They’re small things, hyphens. Literally, just tiny horizontal lines that connect words. But the hyphen deserves as much respect as any punctuation mark. And it’s not getting it. Rampant incorrect use of hyphens is contributing in its small way to the dulling of English-language literacy.
In the previous sentence I’ve used a hyphen appropriately, to convert a phrase (“the English language”) into an adjectival term modifying a noun (“English-language literacy”). But correct uses like that are feeding a tendency to make wrong ones. People see a correctly hyphenated construction such as “ten-year-old boy” and become convinced that it is then also correct to write “the boy is ten-years-old.”
Here’s another example, from current reporting about the protests in Iran:
Another common way of making this mistake is to hyphenate a verbal phrase. You tune in. You don’t “tune-in,” whatever Facebook says.
Similarly, you can kick off, but not “kick-off.” This one comes from the common compound word “kickoff,” borrowed from football. If you want to make a third-person verb out of it, you’d need to say “kicks,” but it doesn’t look right to write “kicksoff.” Still, we’re used to the term as a single word.

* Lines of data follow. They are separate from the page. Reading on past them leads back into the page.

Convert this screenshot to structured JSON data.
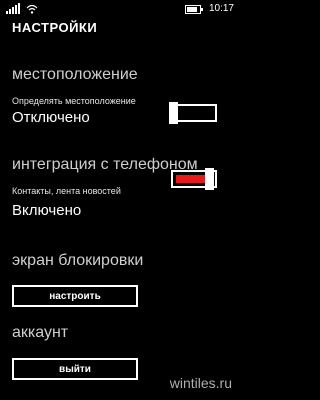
{
  "status_bar": {
    "time": "10:17",
    "signal_icon": "signal-icon",
    "wifi_icon": "wifi-icon",
    "battery_icon": "battery-icon",
    "battery_level": 0.8
  },
  "page": {
    "title": "НАСТРОЙКИ"
  },
  "location": {
    "header": "местоположение",
    "label": "Определять местоположение",
    "state": "Отключено",
    "toggle_on": false
  },
  "phone": {
    "header": "интеграция с телефоном",
    "label": "Контакты, лента новостей",
    "state": "Включено",
    "toggle_on": true
  },
  "lockscreen": {
    "header": "экран блокировки",
    "button_label": "настроить"
  },
  "account": {
    "header": "аккаунт",
    "button_label": "выйти"
  },
  "watermark": {
    "text": "wintiles.ru"
  },
  "colors": {
    "background": "#000000",
    "accent": "#e31b1b",
    "foreground": "#ffffff"
  }
}
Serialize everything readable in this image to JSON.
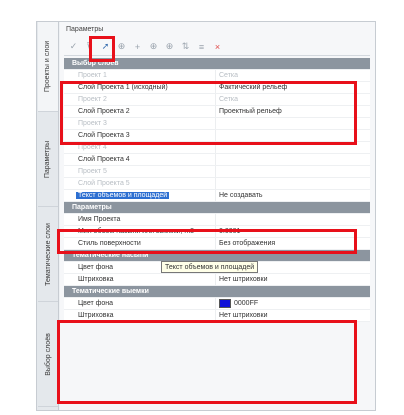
{
  "panel_title": "Параметры",
  "side_tabs": [
    "Проекты и слои",
    "Параметры",
    "Тематические слои",
    "Выбор слоёв"
  ],
  "toolbar_icons": [
    "check-icon",
    "filter-icon",
    "select-layer-icon",
    "crosshair-icon",
    "plus-icon",
    "target-icon",
    "target-add-icon",
    "sort-icon",
    "list-icon",
    "close-icon"
  ],
  "rows": [
    {
      "type": "cat",
      "key": "Выбор слоёв",
      "val": ""
    },
    {
      "type": "dim",
      "key": "Проект 1",
      "val": "Сетка"
    },
    {
      "type": "normal",
      "key": "Слой Проекта 1 (исходный)",
      "val": "Фактический рельеф"
    },
    {
      "type": "dim",
      "key": "Проект 2",
      "val": "Сетка"
    },
    {
      "type": "normal",
      "key": "Слой Проекта 2",
      "val": "Проектный рельеф"
    },
    {
      "type": "dim",
      "key": "Проект 3",
      "val": ""
    },
    {
      "type": "normal",
      "key": "Слой Проекта 3",
      "val": ""
    },
    {
      "type": "dim",
      "key": "Проект 4",
      "val": ""
    },
    {
      "type": "normal",
      "key": "Слой Проекта 4",
      "val": ""
    },
    {
      "type": "dim",
      "key": "Проект 5",
      "val": ""
    },
    {
      "type": "dim",
      "key": "Слой Проекта 5",
      "val": ""
    },
    {
      "type": "sel",
      "key": "Текст объемов и площадей",
      "val": "Не создавать"
    },
    {
      "type": "cat",
      "key": "Параметры",
      "val": ""
    },
    {
      "type": "normal",
      "key": "Имя Проекта",
      "val": ""
    },
    {
      "type": "normal",
      "key": "Мин объем насыпи или выемки, m3",
      "val": "0.0001"
    },
    {
      "type": "normal",
      "key": "Стиль поверхности",
      "val": "Без отображения"
    },
    {
      "type": "cat",
      "key": "Тематические насыпи",
      "val": ""
    },
    {
      "type": "color",
      "key": "Цвет фона",
      "val": "FF0000",
      "swatch": "#e01010"
    },
    {
      "type": "normal",
      "key": "Штриховка",
      "val": "Нет штриховки"
    },
    {
      "type": "cat",
      "key": "Тематические выемки",
      "val": ""
    },
    {
      "type": "color",
      "key": "Цвет фона",
      "val": "0000FF",
      "swatch": "#1010d8"
    },
    {
      "type": "normal",
      "key": "Штриховка",
      "val": "Нет штриховки"
    }
  ],
  "tooltip": "Текст объемов и площадей",
  "highlight_color": "#e8101a"
}
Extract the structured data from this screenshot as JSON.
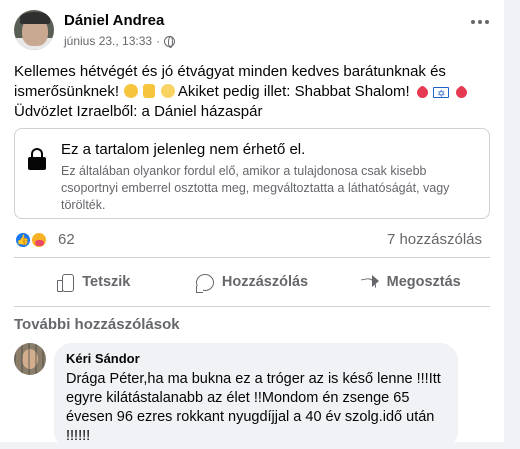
{
  "post": {
    "author": "Dániel Andrea",
    "timestamp": "június 23., 13:33",
    "separator": "·",
    "privacy_icon": "globe-icon",
    "text_lines": [
      "Kellemes hétvégét és jó étvágyat minden kedves barátunknak és",
      "ismerősünknek!",
      "Akiket pedig illet: Shabbat Shalom!",
      "Üdvözlet Izraelből: a Dániel házaspár"
    ]
  },
  "shared_content": {
    "title": "Ez a tartalom jelenleg nem érhető el.",
    "description": "Ez általában olyankor fordul elő, amikor a tulajdonosa csak kisebb csoportnyi emberrel osztotta meg, megváltoztatta a láthatóságát, vagy törölték.",
    "icon": "lock-icon"
  },
  "engagement": {
    "reaction_count": "62",
    "comment_count": "7 hozzászólás",
    "reaction_icons": [
      "like-icon",
      "care-icon"
    ]
  },
  "actions": {
    "like": "Tetszik",
    "comment": "Hozzászólás",
    "share": "Megosztás"
  },
  "comments": {
    "more_label": "További hozzászólások",
    "items": [
      {
        "author": "Kéri Sándor",
        "text": "Drága Péter,ha ma bukna ez a tróger az is késő lenne !!!Itt egyre kilátástalanabb az élet !!Mondom én zsenge 65 évesen 96 ezres rokkant nyugdíjjal a 40 év szolg.idő után !!!!!!"
      }
    ]
  }
}
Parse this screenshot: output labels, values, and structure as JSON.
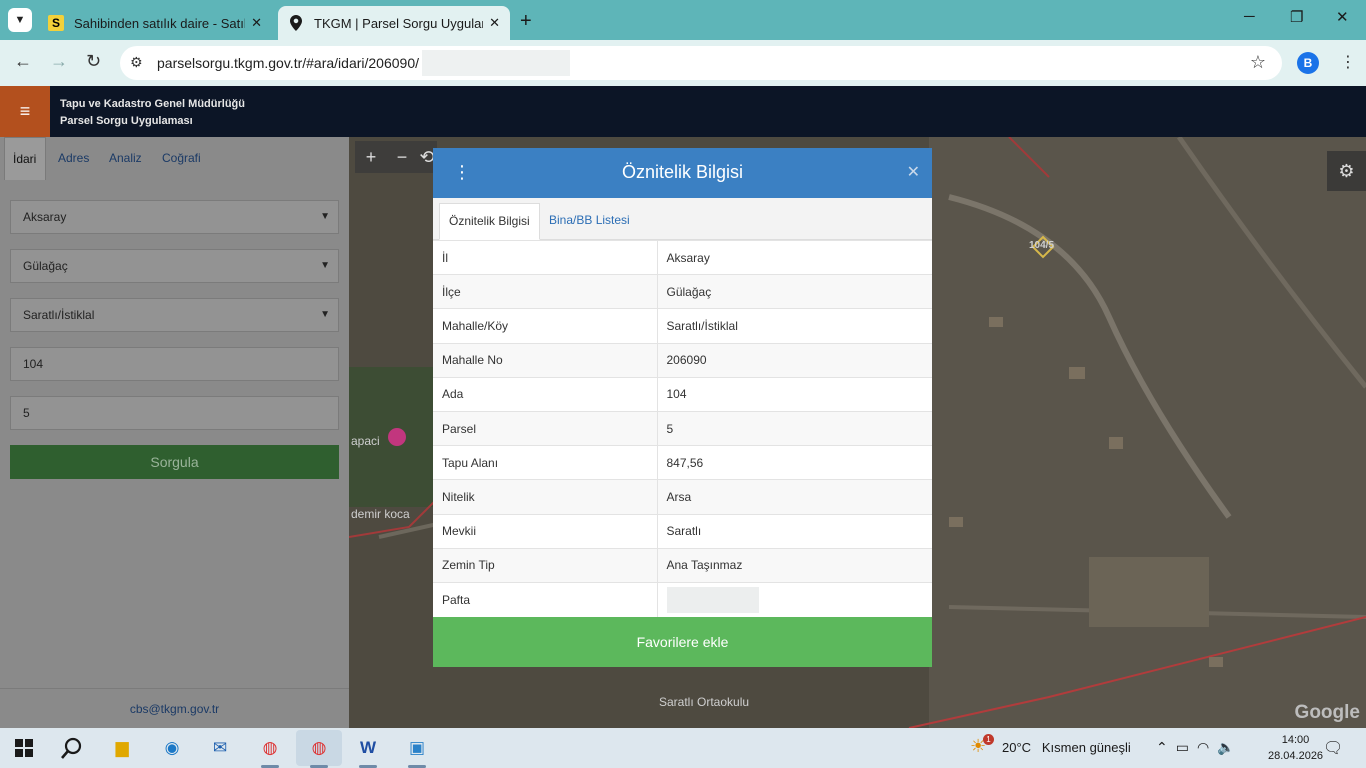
{
  "browser": {
    "tabs": [
      {
        "favicon": "S",
        "title": "Sahibinden satılık daire - Satılık",
        "close": "✕"
      },
      {
        "favicon": "location-pin-icon",
        "title": "TKGM | Parsel Sorgu Uygulaması",
        "close": "✕"
      }
    ],
    "new_tab": "+",
    "url": "parselsorgu.tkgm.gov.tr/#ara/idari/206090/",
    "profile_initial": "B"
  },
  "app": {
    "org_line1": "Tapu ve Kadastro Genel Müdürlüğü",
    "org_line2": "Parsel Sorgu Uygulaması"
  },
  "panel": {
    "tabs": [
      "İdari",
      "Adres",
      "Analiz",
      "Coğrafi"
    ],
    "il": "Aksaray",
    "ilce": "Gülağaç",
    "mahalle": "Saratlı/İstiklal",
    "ada": "104",
    "parsel": "5",
    "submit_label": "Sorgula",
    "footer_email": "cbs@tkgm.gov.tr"
  },
  "map": {
    "labels": [
      "104/5",
      "apaci",
      "demir koca",
      "Saratlı Ortaokulu"
    ],
    "attribution": "Google",
    "zoom_in": "+",
    "zoom_out": "−"
  },
  "modal": {
    "title": "Öznitelik Bilgisi",
    "close": "✕",
    "tabs": [
      "Öznitelik Bilgisi",
      "Bina/BB Listesi"
    ],
    "rows": [
      {
        "key": "İl",
        "value": "Aksaray"
      },
      {
        "key": "İlçe",
        "value": "Gülağaç"
      },
      {
        "key": "Mahalle/Köy",
        "value": "Saratlı/İstiklal"
      },
      {
        "key": "Mahalle No",
        "value": "206090"
      },
      {
        "key": "Ada",
        "value": "104"
      },
      {
        "key": "Parsel",
        "value": "5"
      },
      {
        "key": "Tapu Alanı",
        "value": "847,56"
      },
      {
        "key": "Nitelik",
        "value": "Arsa"
      },
      {
        "key": "Mevkii",
        "value": "Saratlı"
      },
      {
        "key": "Zemin Tip",
        "value": "Ana Taşınmaz"
      },
      {
        "key": "Pafta",
        "value": ""
      }
    ],
    "favorite_label": "Favorilere ekle"
  },
  "taskbar": {
    "weather_temp": "20°C",
    "weather_desc": "Kısmen güneşli",
    "weather_badge": "1",
    "time": "14:00",
    "date": "28.04.2026"
  },
  "colors": {
    "tabbar": "#5eb5b8",
    "header": "#0c1526",
    "hamburger": "#b3501e",
    "modal_header": "#3b80c3",
    "favorite_button": "#5cb85c"
  }
}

So it looks better, I guess, to hyphenate than to correctly separate the words.
Looks better, maybe. But it’s still wrong.
Even the New York Times is guilty. The paper’s website carried a terrible hyphenation error upon Mayor Bill de Blasio’s recent election to a second term. That’s “second term,” not “second-term” as the paper’s online promo box had it.
Why in the world would anyone put a hyphen there? For the same reason as in the age examples above. People are used to seeing phrases turned into adjectives by hyphenation. It would be perfectly correct to describe de Blasio as a “second-term mayor.” Hence the error of referring to his second term as his “second-term.”
An explanation, but not an excuse. Give hyphens the respect they deserve. Don’t misuse them.